== DATA TO PROCESS ==
--- START ---

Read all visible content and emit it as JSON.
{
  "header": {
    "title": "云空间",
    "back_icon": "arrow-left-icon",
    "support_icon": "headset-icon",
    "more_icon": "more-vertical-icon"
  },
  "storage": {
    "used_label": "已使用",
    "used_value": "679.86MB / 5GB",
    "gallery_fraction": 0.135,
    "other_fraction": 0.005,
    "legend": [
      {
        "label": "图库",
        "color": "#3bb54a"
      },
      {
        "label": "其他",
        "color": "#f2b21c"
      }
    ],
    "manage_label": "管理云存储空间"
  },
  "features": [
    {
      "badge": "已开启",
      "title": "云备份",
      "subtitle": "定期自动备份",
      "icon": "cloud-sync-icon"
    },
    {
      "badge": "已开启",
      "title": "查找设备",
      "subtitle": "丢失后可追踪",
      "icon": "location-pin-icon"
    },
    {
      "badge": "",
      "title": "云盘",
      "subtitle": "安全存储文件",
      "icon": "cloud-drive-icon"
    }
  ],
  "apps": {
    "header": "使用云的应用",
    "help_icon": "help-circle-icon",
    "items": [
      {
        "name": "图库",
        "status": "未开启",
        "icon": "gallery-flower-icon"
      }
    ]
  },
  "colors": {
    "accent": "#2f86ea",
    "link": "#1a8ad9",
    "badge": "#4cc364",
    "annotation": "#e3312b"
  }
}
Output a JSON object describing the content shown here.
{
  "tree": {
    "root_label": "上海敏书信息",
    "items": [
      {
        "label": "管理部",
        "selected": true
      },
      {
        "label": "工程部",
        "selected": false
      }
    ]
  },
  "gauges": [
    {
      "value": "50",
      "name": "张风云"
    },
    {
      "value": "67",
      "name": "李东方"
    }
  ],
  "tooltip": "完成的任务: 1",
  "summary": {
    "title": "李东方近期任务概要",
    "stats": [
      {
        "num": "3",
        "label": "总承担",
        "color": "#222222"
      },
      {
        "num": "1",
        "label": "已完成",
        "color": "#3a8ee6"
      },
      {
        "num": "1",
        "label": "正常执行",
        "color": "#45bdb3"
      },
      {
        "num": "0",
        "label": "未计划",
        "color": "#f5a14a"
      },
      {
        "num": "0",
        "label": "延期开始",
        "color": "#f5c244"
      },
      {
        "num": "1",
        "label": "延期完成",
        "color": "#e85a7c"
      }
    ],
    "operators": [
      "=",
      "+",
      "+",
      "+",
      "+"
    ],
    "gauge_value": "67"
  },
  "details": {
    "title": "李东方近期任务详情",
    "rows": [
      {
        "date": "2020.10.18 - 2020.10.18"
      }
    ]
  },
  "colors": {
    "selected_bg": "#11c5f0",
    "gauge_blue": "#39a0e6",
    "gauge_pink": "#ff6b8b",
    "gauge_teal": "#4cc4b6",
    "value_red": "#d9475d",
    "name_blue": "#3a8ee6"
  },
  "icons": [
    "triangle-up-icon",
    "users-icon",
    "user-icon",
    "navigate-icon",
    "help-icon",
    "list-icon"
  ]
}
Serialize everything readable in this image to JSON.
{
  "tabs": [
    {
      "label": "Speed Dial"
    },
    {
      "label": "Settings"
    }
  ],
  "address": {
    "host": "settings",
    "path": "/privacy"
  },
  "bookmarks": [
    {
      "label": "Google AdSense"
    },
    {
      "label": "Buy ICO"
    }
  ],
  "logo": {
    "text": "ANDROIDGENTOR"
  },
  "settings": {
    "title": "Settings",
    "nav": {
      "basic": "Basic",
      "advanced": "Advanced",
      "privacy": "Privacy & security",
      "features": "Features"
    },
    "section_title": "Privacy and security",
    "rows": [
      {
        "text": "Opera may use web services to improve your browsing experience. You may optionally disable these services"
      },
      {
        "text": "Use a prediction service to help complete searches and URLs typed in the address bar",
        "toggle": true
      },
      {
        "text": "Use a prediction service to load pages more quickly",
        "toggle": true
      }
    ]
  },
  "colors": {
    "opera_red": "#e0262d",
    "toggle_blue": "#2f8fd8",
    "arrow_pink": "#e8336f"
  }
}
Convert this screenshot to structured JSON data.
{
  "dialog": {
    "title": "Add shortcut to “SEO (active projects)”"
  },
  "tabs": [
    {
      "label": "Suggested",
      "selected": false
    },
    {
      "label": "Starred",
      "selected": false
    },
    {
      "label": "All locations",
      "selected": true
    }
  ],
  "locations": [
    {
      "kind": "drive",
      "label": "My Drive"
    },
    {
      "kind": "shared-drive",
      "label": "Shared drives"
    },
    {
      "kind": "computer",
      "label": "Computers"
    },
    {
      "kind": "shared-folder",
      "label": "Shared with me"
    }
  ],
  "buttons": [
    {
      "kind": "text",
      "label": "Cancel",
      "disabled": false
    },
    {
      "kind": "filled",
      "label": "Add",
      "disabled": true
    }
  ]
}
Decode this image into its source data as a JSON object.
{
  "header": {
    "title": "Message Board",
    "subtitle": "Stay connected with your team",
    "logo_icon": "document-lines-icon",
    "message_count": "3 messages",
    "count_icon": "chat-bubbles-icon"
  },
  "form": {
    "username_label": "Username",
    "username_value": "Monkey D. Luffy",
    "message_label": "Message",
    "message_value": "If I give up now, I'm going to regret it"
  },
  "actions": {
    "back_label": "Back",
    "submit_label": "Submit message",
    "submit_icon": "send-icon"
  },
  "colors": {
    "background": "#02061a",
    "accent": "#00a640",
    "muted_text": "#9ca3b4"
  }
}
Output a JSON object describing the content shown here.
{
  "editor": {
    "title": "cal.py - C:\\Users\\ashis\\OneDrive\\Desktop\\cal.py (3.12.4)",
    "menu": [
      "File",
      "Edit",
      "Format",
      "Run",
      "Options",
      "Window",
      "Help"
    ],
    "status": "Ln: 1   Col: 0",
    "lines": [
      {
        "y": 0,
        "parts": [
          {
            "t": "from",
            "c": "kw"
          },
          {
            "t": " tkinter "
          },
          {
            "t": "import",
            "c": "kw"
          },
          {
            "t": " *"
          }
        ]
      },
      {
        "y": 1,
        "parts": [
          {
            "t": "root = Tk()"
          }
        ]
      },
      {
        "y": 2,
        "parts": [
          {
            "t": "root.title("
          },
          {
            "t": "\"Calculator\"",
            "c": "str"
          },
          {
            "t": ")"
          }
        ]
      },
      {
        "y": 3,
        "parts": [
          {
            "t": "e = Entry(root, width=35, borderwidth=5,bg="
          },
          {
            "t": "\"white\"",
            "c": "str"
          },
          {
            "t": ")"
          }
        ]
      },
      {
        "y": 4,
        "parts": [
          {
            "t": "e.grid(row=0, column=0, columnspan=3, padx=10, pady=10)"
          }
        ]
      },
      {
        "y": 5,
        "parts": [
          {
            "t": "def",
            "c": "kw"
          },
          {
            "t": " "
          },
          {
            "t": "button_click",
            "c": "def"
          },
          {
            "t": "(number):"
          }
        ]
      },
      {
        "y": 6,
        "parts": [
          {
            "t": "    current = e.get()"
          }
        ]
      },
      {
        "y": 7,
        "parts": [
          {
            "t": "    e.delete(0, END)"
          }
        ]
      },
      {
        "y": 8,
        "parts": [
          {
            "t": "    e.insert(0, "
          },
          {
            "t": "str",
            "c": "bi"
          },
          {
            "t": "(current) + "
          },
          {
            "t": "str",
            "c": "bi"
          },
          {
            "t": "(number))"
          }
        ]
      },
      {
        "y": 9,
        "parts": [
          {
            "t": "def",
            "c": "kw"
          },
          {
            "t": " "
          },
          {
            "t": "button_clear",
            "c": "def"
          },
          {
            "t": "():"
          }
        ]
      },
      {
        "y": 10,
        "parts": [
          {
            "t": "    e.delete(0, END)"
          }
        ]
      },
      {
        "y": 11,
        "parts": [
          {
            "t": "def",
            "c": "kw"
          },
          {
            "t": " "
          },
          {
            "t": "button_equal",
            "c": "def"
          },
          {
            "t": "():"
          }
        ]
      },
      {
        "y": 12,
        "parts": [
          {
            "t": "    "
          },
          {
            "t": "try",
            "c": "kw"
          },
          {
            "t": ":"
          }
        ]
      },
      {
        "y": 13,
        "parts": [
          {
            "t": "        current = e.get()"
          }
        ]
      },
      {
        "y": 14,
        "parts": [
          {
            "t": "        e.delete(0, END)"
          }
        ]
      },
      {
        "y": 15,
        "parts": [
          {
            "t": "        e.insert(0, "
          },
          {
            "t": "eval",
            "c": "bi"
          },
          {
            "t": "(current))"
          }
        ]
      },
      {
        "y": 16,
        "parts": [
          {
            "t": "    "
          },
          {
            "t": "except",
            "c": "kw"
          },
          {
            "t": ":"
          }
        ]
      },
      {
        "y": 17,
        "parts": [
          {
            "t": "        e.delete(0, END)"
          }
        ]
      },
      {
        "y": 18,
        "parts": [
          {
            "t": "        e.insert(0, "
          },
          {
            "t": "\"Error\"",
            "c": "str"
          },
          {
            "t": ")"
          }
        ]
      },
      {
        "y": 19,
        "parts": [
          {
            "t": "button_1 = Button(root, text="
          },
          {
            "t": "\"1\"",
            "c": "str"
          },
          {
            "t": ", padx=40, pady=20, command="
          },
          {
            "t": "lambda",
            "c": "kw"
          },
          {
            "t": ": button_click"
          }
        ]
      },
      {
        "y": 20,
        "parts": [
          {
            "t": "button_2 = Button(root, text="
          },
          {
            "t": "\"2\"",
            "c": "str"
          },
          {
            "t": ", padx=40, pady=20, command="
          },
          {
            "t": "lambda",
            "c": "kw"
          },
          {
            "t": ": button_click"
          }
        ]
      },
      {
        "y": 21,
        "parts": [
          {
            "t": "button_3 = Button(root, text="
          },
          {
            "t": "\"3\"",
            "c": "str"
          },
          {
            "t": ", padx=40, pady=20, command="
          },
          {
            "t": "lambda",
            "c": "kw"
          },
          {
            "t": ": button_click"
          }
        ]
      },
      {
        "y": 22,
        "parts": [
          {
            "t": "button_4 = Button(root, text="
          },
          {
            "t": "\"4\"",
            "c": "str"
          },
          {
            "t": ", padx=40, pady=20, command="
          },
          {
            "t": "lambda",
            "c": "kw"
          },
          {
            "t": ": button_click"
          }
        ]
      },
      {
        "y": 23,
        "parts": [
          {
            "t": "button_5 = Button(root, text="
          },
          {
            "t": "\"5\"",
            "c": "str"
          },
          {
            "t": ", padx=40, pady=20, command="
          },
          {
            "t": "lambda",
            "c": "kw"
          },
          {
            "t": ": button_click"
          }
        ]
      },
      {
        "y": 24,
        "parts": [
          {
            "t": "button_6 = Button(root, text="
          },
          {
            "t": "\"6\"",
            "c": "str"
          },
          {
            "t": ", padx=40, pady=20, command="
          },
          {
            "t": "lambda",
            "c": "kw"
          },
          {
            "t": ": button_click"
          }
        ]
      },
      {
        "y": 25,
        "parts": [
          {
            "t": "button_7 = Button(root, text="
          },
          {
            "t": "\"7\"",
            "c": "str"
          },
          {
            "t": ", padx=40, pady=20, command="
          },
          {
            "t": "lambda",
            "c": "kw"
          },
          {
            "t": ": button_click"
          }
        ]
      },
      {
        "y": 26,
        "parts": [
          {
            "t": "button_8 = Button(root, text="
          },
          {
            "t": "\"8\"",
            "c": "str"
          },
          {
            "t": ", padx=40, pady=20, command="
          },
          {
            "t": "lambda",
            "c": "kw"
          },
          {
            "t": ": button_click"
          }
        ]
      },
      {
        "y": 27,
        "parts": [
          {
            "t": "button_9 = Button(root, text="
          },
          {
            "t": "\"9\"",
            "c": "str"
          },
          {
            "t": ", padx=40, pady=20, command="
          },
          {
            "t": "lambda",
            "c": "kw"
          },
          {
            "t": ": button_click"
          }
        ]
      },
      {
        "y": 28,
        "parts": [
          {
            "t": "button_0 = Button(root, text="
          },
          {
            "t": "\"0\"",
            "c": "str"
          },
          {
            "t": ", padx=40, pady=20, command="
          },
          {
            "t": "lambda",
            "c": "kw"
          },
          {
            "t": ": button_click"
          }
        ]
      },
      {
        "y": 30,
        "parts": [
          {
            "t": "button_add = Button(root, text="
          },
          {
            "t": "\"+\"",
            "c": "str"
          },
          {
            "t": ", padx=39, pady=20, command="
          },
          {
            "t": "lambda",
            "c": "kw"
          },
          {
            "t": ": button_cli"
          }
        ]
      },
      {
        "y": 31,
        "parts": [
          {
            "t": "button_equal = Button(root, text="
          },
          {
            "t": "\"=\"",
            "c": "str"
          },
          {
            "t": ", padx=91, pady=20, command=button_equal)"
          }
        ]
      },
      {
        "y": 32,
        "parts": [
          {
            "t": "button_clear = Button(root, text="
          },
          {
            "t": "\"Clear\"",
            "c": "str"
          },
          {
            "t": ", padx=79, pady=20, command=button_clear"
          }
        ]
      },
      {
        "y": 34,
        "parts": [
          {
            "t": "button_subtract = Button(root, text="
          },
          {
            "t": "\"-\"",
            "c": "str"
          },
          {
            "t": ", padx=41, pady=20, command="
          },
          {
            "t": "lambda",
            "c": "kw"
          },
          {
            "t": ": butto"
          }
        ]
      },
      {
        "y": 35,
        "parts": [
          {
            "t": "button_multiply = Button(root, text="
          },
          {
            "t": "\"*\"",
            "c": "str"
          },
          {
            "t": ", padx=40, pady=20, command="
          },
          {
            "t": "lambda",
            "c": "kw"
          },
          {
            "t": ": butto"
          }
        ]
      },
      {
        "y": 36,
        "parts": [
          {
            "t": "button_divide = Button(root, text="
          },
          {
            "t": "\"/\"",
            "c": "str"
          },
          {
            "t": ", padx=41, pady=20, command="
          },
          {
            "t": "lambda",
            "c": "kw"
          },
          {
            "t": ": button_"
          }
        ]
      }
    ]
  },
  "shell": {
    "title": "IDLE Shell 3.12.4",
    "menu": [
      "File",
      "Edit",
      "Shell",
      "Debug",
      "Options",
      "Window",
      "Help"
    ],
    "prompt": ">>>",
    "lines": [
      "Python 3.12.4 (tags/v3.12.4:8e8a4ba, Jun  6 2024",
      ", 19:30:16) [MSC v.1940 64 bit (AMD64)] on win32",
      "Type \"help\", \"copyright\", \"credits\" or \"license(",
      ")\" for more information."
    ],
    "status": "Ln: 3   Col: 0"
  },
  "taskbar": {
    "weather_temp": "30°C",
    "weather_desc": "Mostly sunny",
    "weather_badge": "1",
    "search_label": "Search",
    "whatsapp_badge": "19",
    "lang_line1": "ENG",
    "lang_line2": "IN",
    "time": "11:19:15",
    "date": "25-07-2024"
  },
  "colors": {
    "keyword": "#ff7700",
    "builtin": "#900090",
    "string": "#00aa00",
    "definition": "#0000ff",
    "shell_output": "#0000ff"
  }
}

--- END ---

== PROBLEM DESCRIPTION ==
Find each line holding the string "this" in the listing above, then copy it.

== WRITTEN SOLUTION ==
Serialize everything readable in this image to JSON.
Convert this screenshot to structured JSON data.
Decode this image into its source data as a JSON object.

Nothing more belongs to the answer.